Dataset rows for apps and sites -
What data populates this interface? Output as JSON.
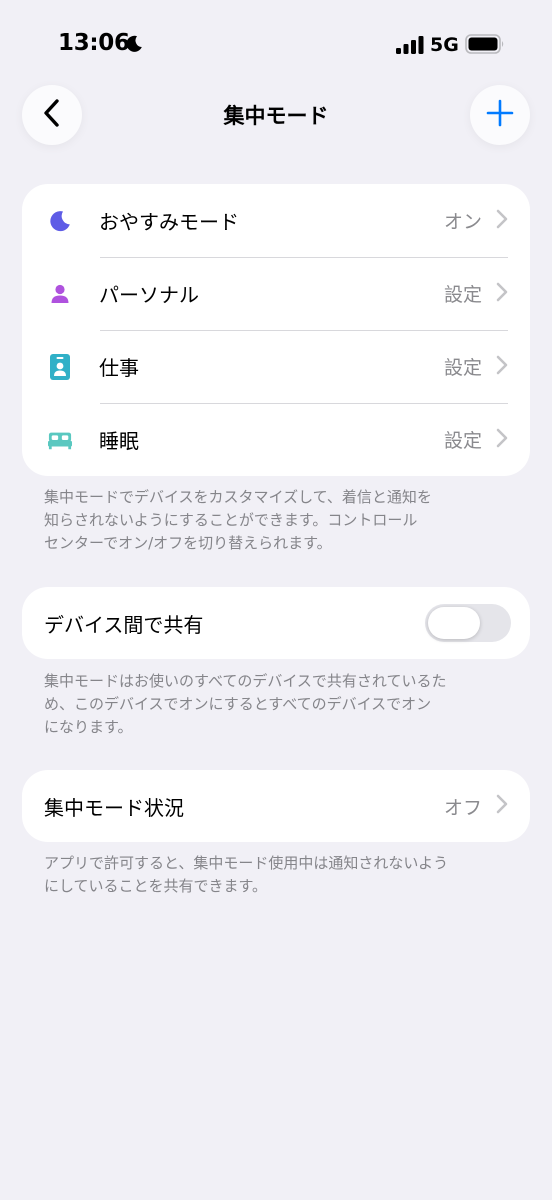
{
  "status_bar": {
    "time": "13:06",
    "network": "5G",
    "icons": [
      "moon-icon",
      "signal-icon",
      "battery-icon"
    ]
  },
  "nav": {
    "title": "集中モード",
    "back_icon": "chevron-left-icon",
    "add_icon": "plus-icon"
  },
  "focus_modes": [
    {
      "label": "おやすみモード",
      "value": "オン",
      "icon": "moon-icon",
      "color": "#5e5ce6"
    },
    {
      "label": "パーソナル",
      "value": "設定",
      "icon": "person-icon",
      "color": "#af52de"
    },
    {
      "label": "仕事",
      "value": "設定",
      "icon": "id-badge-icon",
      "color": "#30b0c7"
    },
    {
      "label": "睡眠",
      "value": "設定",
      "icon": "bed-icon",
      "color": "#5ac8c0"
    }
  ],
  "focus_footnote": [
    "集中モードでデバイスをカスタマイズして、着信と通知を",
    "知らされないようにすることができます。コントロール",
    "センターでオン/オフを切り替えられます。"
  ],
  "share": {
    "label": "デバイス間で共有",
    "enabled": false,
    "footnote": [
      "集中モードはお使いのすべてのデバイスで共有されているた",
      "め、このデバイスでオンにするとすべてのデバイスでオン",
      "になります。"
    ]
  },
  "status": {
    "label": "集中モード状況",
    "value": "オフ",
    "footnote": [
      "アプリで許可すると、集中モード使用中は通知されないよう",
      "にしていることを共有できます。"
    ]
  },
  "colors": {
    "background": "#f1f0f6",
    "accent": "#007aff",
    "secondary_text": "#8a8a8e"
  }
}
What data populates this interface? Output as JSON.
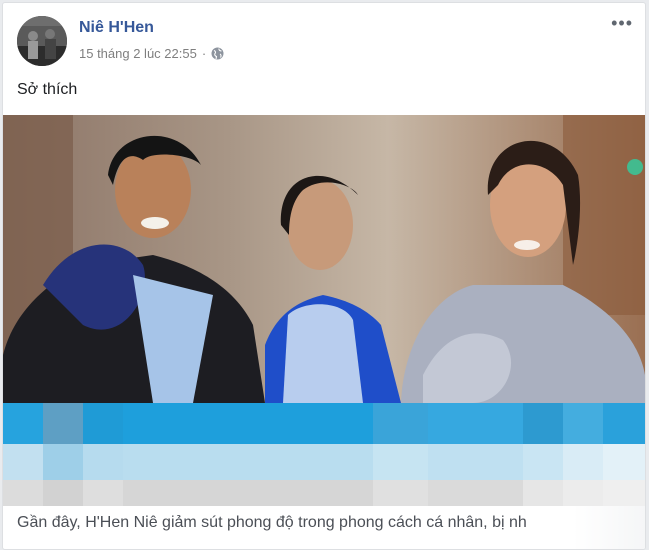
{
  "post": {
    "author": "Niê H'Hen",
    "timestamp": "15 tháng 2 lúc 22:55",
    "separator": "·",
    "privacy_icon": "globe-icon",
    "more_label": "•••",
    "text": "Sở thích"
  },
  "caption": {
    "text": "Gần đây, H'Hen Niê giảm sút phong độ trong phong cách cá nhân, bị nh"
  },
  "colors": {
    "author_link": "#365899",
    "accent_blue": "#1e9fdc",
    "light_blue": "#b9ddef"
  }
}
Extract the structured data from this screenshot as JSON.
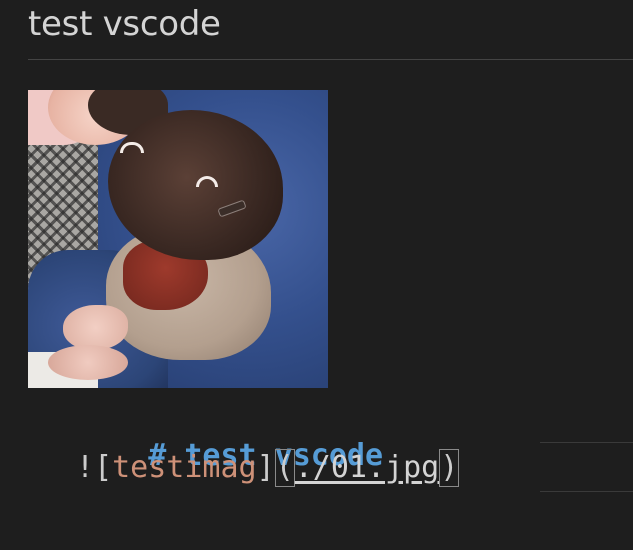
{
  "preview": {
    "heading": "test vscode",
    "image_alt": "testimag"
  },
  "source": {
    "heading_line": "# test vscode",
    "image_line": {
      "bang": "!",
      "open_bracket": "[",
      "alt_text": "testimag",
      "close_bracket": "]",
      "open_paren": "(",
      "url": "./01.jpg",
      "close_paren": ")"
    }
  },
  "colors": {
    "background": "#1e1e1e",
    "heading_keyword": "#569cd6",
    "alt_text": "#ce9178",
    "preview_text": "#d4d4d4"
  }
}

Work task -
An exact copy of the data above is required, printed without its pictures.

Reply -
What data populates this interface? Output as JSON.
{
  "status_bar": {
    "time": "13:06",
    "network": "5G",
    "icons": [
      "moon-icon",
      "signal-icon",
      "battery-icon"
    ]
  },
  "nav": {
    "title": "集中モード",
    "back_icon": "chevron-left-icon",
    "add_icon": "plus-icon"
  },
  "focus_modes": [
    {
      "label": "おやすみモード",
      "value": "オン",
      "icon": "moon-icon",
      "color": "#5e5ce6"
    },
    {
      "label": "パーソナル",
      "value": "設定",
      "icon": "person-icon",
      "color": "#af52de"
    },
    {
      "label": "仕事",
      "value": "設定",
      "icon": "id-badge-icon",
      "color": "#30b0c7"
    },
    {
      "label": "睡眠",
      "value": "設定",
      "icon": "bed-icon",
      "color": "#5ac8c0"
    }
  ],
  "focus_footnote": [
    "集中モードでデバイスをカスタマイズして、着信と通知を",
    "知らされないようにすることができます。コントロール",
    "センターでオン/オフを切り替えられます。"
  ],
  "share": {
    "label": "デバイス間で共有",
    "enabled": false,
    "footnote": [
      "集中モードはお使いのすべてのデバイスで共有されているた",
      "め、このデバイスでオンにするとすべてのデバイスでオン",
      "になります。"
    ]
  },
  "status": {
    "label": "集中モード状況",
    "value": "オフ",
    "footnote": [
      "アプリで許可すると、集中モード使用中は通知されないよう",
      "にしていることを共有できます。"
    ]
  },
  "colors": {
    "background": "#f1f0f6",
    "accent": "#007aff",
    "secondary_text": "#8a8a8e"
  }
}
What data populates this interface? Output as JSON.
{
  "post": {
    "author": "Niê H'Hen",
    "timestamp": "15 tháng 2 lúc 22:55",
    "separator": "·",
    "privacy_icon": "globe-icon",
    "more_label": "•••",
    "text": "Sở thích"
  },
  "caption": {
    "text": "Gần đây, H'Hen Niê giảm sút phong độ trong phong cách cá nhân, bị nh"
  },
  "colors": {
    "author_link": "#365899",
    "accent_blue": "#1e9fdc",
    "light_blue": "#b9ddef"
  }
}
Extract the structured data from this screenshot as JSON.
{
  "preview": {
    "heading": "test vscode",
    "image_alt": "testimag"
  },
  "source": {
    "heading_line": "# test vscode",
    "image_line": {
      "bang": "!",
      "open_bracket": "[",
      "alt_text": "testimag",
      "close_bracket": "]",
      "open_paren": "(",
      "url": "./01.jpg",
      "close_paren": ")"
    }
  },
  "colors": {
    "background": "#1e1e1e",
    "heading_keyword": "#569cd6",
    "alt_text": "#ce9178",
    "preview_text": "#d4d4d4"
  }
}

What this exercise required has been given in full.